Brief.
Once you find a line containing the word "Requisition" in the entries below, copy it.

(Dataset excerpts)
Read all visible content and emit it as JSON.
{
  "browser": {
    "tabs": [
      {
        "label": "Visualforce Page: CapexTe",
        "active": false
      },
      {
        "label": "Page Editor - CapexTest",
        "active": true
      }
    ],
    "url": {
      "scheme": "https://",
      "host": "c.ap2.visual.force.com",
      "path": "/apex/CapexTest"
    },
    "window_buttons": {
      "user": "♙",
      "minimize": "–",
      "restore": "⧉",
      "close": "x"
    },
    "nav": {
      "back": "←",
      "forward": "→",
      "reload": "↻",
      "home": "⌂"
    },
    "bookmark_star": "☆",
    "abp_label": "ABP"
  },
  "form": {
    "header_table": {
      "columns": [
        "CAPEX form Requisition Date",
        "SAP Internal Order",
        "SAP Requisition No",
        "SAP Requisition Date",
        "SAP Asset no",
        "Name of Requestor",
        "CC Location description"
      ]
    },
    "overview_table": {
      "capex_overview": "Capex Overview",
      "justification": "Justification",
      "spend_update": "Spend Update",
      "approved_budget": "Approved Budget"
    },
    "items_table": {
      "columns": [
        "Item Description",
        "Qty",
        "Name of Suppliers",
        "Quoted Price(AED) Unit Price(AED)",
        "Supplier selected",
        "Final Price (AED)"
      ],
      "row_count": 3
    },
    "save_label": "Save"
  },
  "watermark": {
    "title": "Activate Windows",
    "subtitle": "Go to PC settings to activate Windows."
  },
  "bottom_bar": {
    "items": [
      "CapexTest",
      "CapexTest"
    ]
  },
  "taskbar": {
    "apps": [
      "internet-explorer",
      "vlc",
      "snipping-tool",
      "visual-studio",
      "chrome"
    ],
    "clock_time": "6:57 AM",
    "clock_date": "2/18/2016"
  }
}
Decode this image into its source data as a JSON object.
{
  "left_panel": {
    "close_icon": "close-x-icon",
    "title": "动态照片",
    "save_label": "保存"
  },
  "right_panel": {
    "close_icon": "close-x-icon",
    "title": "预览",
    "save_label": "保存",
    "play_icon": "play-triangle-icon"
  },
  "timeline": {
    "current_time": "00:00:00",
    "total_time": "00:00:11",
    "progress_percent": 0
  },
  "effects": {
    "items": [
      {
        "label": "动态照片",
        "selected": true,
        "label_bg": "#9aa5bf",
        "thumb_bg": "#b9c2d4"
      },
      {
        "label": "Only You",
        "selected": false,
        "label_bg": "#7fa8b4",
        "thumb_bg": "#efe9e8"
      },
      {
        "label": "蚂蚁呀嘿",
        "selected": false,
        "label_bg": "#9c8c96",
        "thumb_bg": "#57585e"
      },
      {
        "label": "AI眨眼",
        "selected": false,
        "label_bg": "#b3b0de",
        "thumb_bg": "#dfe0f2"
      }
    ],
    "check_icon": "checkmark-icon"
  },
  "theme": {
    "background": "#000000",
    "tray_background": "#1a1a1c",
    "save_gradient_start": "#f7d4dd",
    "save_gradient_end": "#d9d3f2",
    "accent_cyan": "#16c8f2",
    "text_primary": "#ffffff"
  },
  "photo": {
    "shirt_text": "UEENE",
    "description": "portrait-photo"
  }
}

Result for this exercise.
        "CAPEX form Requisition Date",
        "SAP Requisition No",
        "SAP Requisition Date",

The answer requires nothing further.